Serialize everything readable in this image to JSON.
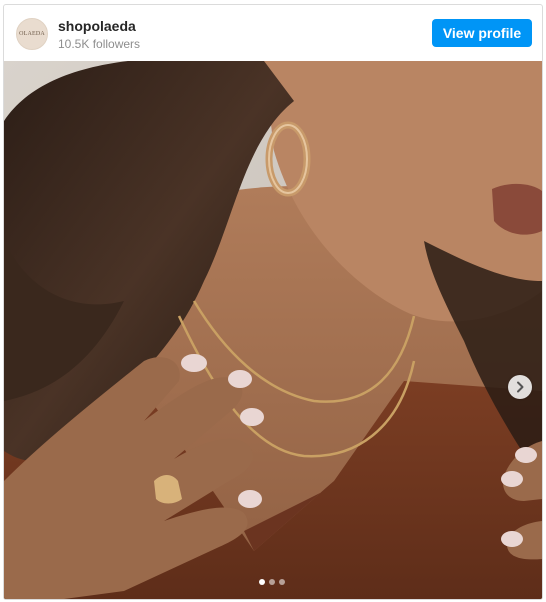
{
  "header": {
    "avatar_text": "OLAEDA",
    "username": "shopolaeda",
    "followers": "10.5K followers",
    "view_profile_label": "View profile"
  },
  "post": {
    "image_description_icon": "photo",
    "carousel": {
      "total": 3,
      "current": 1
    },
    "next_icon": "chevron-right-icon"
  },
  "colors": {
    "accent": "#0095f6",
    "text": "#262626",
    "muted": "#8e8e8e"
  }
}
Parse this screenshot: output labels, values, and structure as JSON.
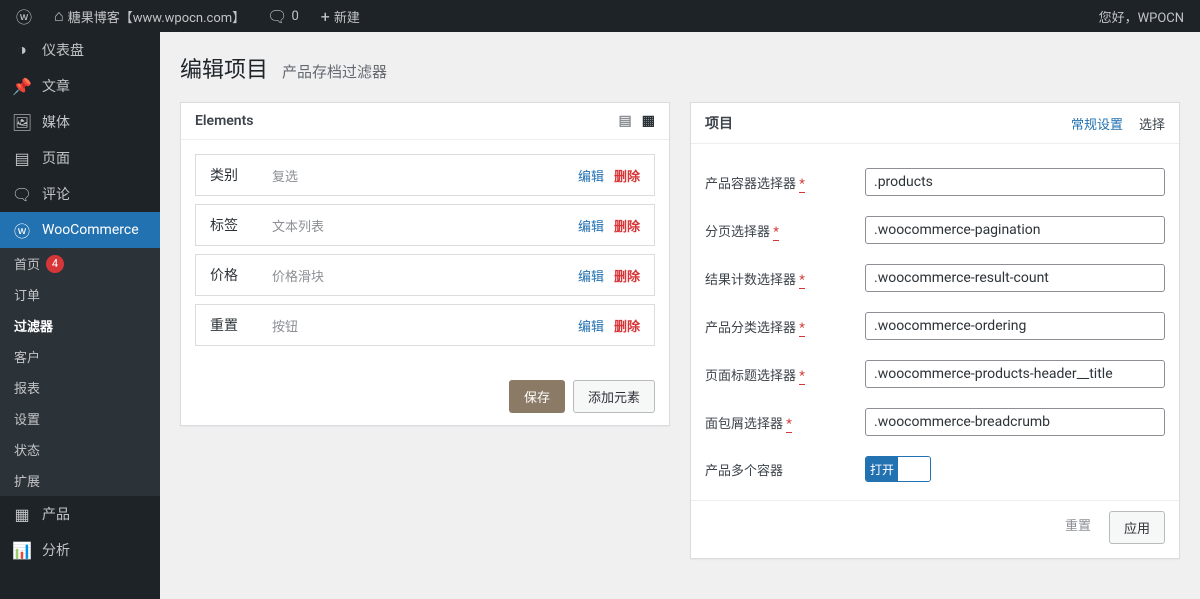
{
  "adminbar": {
    "site_name": "糖果博客【www.wpocn.com】",
    "comments_count": "0",
    "new_label": "新建",
    "greeting": "您好，WPOCN"
  },
  "sidebar": {
    "dashboard": "仪表盘",
    "posts": "文章",
    "media": "媒体",
    "pages": "页面",
    "comments": "评论",
    "woocommerce": "WooCommerce",
    "submenu": {
      "home": "首页",
      "home_badge": "4",
      "orders": "订单",
      "filters": "过滤器",
      "customers": "客户",
      "reports": "报表",
      "settings": "设置",
      "status": "状态",
      "extensions": "扩展"
    },
    "products": "产品",
    "analytics": "分析"
  },
  "page": {
    "title": "编辑项目",
    "subtitle": "产品存档过滤器"
  },
  "elements_panel": {
    "heading": "Elements",
    "save": "保存",
    "add": "添加元素",
    "edit": "编辑",
    "delete": "删除",
    "rows": [
      {
        "name": "类别",
        "type": "复选"
      },
      {
        "name": "标签",
        "type": "文本列表"
      },
      {
        "name": "价格",
        "type": "价格滑块"
      },
      {
        "name": "重置",
        "type": "按钮"
      }
    ]
  },
  "project_panel": {
    "heading": "项目",
    "tab_general": "常规设置",
    "tab_select": "选择",
    "reset": "重置",
    "apply": "应用",
    "toggle_on": "打开",
    "fields": [
      {
        "label": "产品容器选择器",
        "required": true,
        "value": ".products"
      },
      {
        "label": "分页选择器",
        "required": true,
        "value": ".woocommerce-pagination"
      },
      {
        "label": "结果计数选择器",
        "required": true,
        "value": ".woocommerce-result-count"
      },
      {
        "label": "产品分类选择器",
        "required": true,
        "value": ".woocommerce-ordering"
      },
      {
        "label": "页面标题选择器",
        "required": true,
        "value": ".woocommerce-products-header__title"
      },
      {
        "label": "面包屑选择器",
        "required": true,
        "value": ".woocommerce-breadcrumb"
      },
      {
        "label": "产品多个容器",
        "required": false,
        "value": "",
        "toggle": true
      }
    ]
  }
}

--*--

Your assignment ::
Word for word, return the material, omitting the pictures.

Written answer ::
Serialize everything readable in this image to JSON.
{
  "header": {
    "avatar_text": "OLAEDA",
    "username": "shopolaeda",
    "followers": "10.5K followers",
    "view_profile_label": "View profile"
  },
  "post": {
    "image_description_icon": "photo",
    "carousel": {
      "total": 3,
      "current": 1
    },
    "next_icon": "chevron-right-icon"
  },
  "colors": {
    "accent": "#0095f6",
    "text": "#262626",
    "muted": "#8e8e8e"
  }
}
Parse this screenshot: output labels, values, and structure as JSON.
{
  "adminbar": {
    "site_name": "糖果博客【www.wpocn.com】",
    "comments_count": "0",
    "new_label": "新建",
    "greeting": "您好，WPOCN"
  },
  "sidebar": {
    "dashboard": "仪表盘",
    "posts": "文章",
    "media": "媒体",
    "pages": "页面",
    "comments": "评论",
    "woocommerce": "WooCommerce",
    "submenu": {
      "home": "首页",
      "home_badge": "4",
      "orders": "订单",
      "filters": "过滤器",
      "customers": "客户",
      "reports": "报表",
      "settings": "设置",
      "status": "状态",
      "extensions": "扩展"
    },
    "products": "产品",
    "analytics": "分析"
  },
  "page": {
    "title": "编辑项目",
    "subtitle": "产品存档过滤器"
  },
  "elements_panel": {
    "heading": "Elements",
    "save": "保存",
    "add": "添加元素",
    "edit": "编辑",
    "delete": "删除",
    "rows": [
      {
        "name": "类别",
        "type": "复选"
      },
      {
        "name": "标签",
        "type": "文本列表"
      },
      {
        "name": "价格",
        "type": "价格滑块"
      },
      {
        "name": "重置",
        "type": "按钮"
      }
    ]
  },
  "project_panel": {
    "heading": "项目",
    "tab_general": "常规设置",
    "tab_select": "选择",
    "reset": "重置",
    "apply": "应用",
    "toggle_on": "打开",
    "fields": [
      {
        "label": "产品容器选择器",
        "required": true,
        "value": ".products"
      },
      {
        "label": "分页选择器",
        "required": true,
        "value": ".woocommerce-pagination"
      },
      {
        "label": "结果计数选择器",
        "required": true,
        "value": ".woocommerce-result-count"
      },
      {
        "label": "产品分类选择器",
        "required": true,
        "value": ".woocommerce-ordering"
      },
      {
        "label": "页面标题选择器",
        "required": true,
        "value": ".woocommerce-products-header__title"
      },
      {
        "label": "面包屑选择器",
        "required": true,
        "value": ".woocommerce-breadcrumb"
      },
      {
        "label": "产品多个容器",
        "required": false,
        "value": "",
        "toggle": true
      }
    ]
  }
}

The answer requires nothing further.